Exercise prompt:
Restate the following entries exactly, including every line.

Material for the task:

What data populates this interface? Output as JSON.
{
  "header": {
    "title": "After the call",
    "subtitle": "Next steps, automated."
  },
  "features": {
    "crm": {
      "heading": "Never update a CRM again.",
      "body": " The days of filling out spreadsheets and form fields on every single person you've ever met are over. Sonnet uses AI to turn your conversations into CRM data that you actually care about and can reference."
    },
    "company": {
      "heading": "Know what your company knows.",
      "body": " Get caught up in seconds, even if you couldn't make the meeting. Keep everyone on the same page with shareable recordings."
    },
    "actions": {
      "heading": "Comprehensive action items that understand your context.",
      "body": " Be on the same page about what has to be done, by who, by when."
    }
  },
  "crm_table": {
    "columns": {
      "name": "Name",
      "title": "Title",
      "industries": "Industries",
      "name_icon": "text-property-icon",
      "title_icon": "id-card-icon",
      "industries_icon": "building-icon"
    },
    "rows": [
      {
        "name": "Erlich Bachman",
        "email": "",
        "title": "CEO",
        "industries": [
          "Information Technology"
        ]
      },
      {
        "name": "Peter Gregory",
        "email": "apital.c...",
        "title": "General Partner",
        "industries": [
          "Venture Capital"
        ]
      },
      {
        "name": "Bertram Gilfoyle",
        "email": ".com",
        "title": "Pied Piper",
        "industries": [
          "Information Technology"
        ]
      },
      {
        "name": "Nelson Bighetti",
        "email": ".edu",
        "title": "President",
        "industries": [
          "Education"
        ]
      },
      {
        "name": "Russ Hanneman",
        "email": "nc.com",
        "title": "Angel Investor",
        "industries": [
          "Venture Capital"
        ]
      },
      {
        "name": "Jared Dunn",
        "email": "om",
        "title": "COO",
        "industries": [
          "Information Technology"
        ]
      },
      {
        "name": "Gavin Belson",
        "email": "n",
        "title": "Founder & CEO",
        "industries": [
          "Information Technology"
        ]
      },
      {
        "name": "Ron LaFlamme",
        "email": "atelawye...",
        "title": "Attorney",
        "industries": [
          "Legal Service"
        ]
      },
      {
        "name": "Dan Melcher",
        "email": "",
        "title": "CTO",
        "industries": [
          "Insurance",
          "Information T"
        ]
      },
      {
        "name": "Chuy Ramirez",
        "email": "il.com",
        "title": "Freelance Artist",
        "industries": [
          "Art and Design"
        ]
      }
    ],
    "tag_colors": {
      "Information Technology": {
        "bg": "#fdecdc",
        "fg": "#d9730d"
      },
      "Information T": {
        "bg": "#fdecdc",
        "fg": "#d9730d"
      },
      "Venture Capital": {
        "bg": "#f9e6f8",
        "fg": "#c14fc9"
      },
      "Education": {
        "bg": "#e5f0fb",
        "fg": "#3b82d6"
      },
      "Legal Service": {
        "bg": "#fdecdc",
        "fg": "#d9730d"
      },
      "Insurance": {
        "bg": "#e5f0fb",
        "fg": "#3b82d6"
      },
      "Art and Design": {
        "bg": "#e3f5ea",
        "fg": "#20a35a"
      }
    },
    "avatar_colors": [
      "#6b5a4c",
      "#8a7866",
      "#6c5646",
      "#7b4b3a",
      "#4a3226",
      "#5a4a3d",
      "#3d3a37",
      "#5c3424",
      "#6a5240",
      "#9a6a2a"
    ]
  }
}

Finished exercise:
What data populates this interface? Output as JSON.
{
  "header": {
    "title": "After the call",
    "subtitle": "Next steps, automated."
  },
  "features": {
    "crm": {
      "heading": "Never update a CRM again.",
      "body": " The days of filling out spreadsheets and form fields on every single person you've ever met are over. Sonnet uses AI to turn your conversations into CRM data that you actually care about and can reference."
    },
    "company": {
      "heading": "Know what your company knows.",
      "body": " Get caught up in seconds, even if you couldn't make the meeting. Keep everyone on the same page with shareable recordings."
    },
    "actions": {
      "heading": "Comprehensive action items that understand your context.",
      "body": " Be on the same page about what has to be done, by who, by when."
    }
  },
  "crm_table": {
    "columns": {
      "name": "Name",
      "title": "Title",
      "industries": "Industries",
      "name_icon": "text-property-icon",
      "title_icon": "id-card-icon",
      "industries_icon": "building-icon"
    },
    "rows": [
      {
        "name": "Erlich Bachman",
        "email": "",
        "title": "CEO",
        "industries": [
          "Information Technology"
        ]
      },
      {
        "name": "Peter Gregory",
        "email": "apital.c...",
        "title": "General Partner",
        "industries": [
          "Venture Capital"
        ]
      },
      {
        "name": "Bertram Gilfoyle",
        "email": ".com",
        "title": "Pied Piper",
        "industries": [
          "Information Technology"
        ]
      },
      {
        "name": "Nelson Bighetti",
        "email": ".edu",
        "title": "President",
        "industries": [
          "Education"
        ]
      },
      {
        "name": "Russ Hanneman",
        "email": "nc.com",
        "title": "Angel Investor",
        "industries": [
          "Venture Capital"
        ]
      },
      {
        "name": "Jared Dunn",
        "email": "om",
        "title": "COO",
        "industries": [
          "Information Technology"
        ]
      },
      {
        "name": "Gavin Belson",
        "email": "n",
        "title": "Founder & CEO",
        "industries": [
          "Information Technology"
        ]
      },
      {
        "name": "Ron LaFlamme",
        "email": "atelawye...",
        "title": "Attorney",
        "industries": [
          "Legal Service"
        ]
      },
      {
        "name": "Dan Melcher",
        "email": "",
        "title": "CTO",
        "industries": [
          "Insurance",
          "Information T"
        ]
      },
      {
        "name": "Chuy Ramirez",
        "email": "il.com",
        "title": "Freelance Artist",
        "industries": [
          "Art and Design"
        ]
      }
    ],
    "tag_colors": {
      "Information Technology": {
        "bg": "#fdecdc",
        "fg": "#d9730d"
      },
      "Information T": {
        "bg": "#fdecdc",
        "fg": "#d9730d"
      },
      "Venture Capital": {
        "bg": "#f9e6f8",
        "fg": "#c14fc9"
      },
      "Education": {
        "bg": "#e5f0fb",
        "fg": "#3b82d6"
      },
      "Legal Service": {
        "bg": "#fdecdc",
        "fg": "#d9730d"
      },
      "Insurance": {
        "bg": "#e5f0fb",
        "fg": "#3b82d6"
      },
      "Art and Design": {
        "bg": "#e3f5ea",
        "fg": "#20a35a"
      }
    },
    "avatar_colors": [
      "#6b5a4c",
      "#8a7866",
      "#6c5646",
      "#7b4b3a",
      "#4a3226",
      "#5a4a3d",
      "#3d3a37",
      "#5c3424",
      "#6a5240",
      "#9a6a2a"
    ]
  }
}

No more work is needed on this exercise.